USAir Flight 427 was minutes away from the end of its trip from Chicago to Pittsburgh on September 8, 1994, when the plane hit turbulence and corkscrewed to the ground at nearly 300 miles per hour. The aircraft shattered upon impact a mere 28 seconds after the turbulence began. All 132 people aboard died.

It took more than four years for officials to issue a report, which concluded that a problem with the Boeing 737-3B7's rudder valve was to blame for the tragedy.

Gene J. Puskar / FILE

TWA FLIGHT 800 (1996)

All 230 people aboard TWA Flight 800 died when the Paris-bound plane exploded in midair shortly after it took off from New York City on July 17, 1996. Several witnesses reported seeing a "streak of light" and a fireball, leading to early theories that Flight 800 was downed by a missile, a bomb or even a meteor.
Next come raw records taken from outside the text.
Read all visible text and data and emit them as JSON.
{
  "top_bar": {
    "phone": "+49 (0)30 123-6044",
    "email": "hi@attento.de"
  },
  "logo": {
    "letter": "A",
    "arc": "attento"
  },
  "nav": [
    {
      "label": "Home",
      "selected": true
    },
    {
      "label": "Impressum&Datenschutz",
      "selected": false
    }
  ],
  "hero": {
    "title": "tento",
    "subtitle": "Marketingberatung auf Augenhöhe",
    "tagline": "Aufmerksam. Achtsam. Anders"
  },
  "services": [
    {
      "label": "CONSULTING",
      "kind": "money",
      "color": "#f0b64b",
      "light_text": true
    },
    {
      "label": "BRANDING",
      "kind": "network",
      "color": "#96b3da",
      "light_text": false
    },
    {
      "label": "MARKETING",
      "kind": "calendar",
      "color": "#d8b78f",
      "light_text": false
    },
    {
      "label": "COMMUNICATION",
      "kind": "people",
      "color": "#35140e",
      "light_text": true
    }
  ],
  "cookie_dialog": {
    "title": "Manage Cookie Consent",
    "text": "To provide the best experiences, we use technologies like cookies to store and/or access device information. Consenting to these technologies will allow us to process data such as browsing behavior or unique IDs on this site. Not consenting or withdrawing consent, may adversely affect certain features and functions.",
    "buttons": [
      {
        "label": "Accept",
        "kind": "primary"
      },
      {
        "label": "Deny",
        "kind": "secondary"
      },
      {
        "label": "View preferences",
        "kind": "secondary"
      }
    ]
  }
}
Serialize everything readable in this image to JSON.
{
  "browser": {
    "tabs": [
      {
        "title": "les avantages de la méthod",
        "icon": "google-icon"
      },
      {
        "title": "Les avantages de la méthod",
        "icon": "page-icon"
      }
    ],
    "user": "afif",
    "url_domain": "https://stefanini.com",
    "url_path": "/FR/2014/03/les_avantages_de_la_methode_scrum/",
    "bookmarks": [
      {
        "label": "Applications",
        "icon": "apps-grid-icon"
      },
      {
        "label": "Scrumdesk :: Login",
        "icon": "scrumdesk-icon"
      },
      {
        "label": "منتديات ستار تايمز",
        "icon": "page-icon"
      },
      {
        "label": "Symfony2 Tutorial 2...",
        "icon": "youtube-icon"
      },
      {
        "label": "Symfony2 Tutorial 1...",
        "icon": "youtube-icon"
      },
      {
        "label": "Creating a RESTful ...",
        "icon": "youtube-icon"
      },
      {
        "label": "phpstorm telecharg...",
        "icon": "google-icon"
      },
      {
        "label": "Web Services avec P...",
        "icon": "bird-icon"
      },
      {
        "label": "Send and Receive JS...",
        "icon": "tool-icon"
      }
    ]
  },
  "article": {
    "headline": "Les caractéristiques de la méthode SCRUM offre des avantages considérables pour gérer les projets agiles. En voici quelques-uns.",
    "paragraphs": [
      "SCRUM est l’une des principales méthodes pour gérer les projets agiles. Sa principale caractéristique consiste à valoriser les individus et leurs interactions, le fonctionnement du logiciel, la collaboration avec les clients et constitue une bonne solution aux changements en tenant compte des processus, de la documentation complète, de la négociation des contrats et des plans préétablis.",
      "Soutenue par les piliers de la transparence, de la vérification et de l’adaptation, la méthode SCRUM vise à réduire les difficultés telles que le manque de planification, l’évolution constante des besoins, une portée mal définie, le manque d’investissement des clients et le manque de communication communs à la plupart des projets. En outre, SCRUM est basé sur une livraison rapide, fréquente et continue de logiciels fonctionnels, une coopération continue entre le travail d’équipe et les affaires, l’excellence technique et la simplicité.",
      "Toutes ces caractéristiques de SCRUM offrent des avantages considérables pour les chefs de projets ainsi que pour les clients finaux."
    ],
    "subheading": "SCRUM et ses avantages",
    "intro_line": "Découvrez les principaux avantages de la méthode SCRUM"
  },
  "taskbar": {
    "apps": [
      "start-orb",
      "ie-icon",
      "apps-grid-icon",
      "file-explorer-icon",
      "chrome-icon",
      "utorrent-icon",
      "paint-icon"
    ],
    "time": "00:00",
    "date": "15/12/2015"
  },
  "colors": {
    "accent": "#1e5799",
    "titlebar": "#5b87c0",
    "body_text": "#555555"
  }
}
After a four-year investigation, the National Transportation Safety Board ruled that the TWA 800 explosion was caused by an electrical short circuit that ignited the plane's fuel tank. But conspiracy theories of a government cover-up have persisted ever since.

© Ray Stubblebine / Reuters / X00272


The missing Malaysia Airlines jet immediately drew comparisons to another aircraft that recently disappeared over open water: Air France Flight 447, which plunged into the Mid-Atlantic on June 1, 2009, with 228 people on board. Some debris from the plane surfaced in the ocean the next day, but it took almost two years for authorities to recover the craft's "black box" recorder and assess what happened.
French officials released a final report in July 2012, more than three years after the crash. They concluded that both technical and human error caused the incident. The plane's automatic pilot system disengaged after the craft's external speed censors iced over. The pilots, left without essential information, inadvertently put the plane into a stall and it fell quickly into the sea.

– Julianne Pepitone

Ho / X80001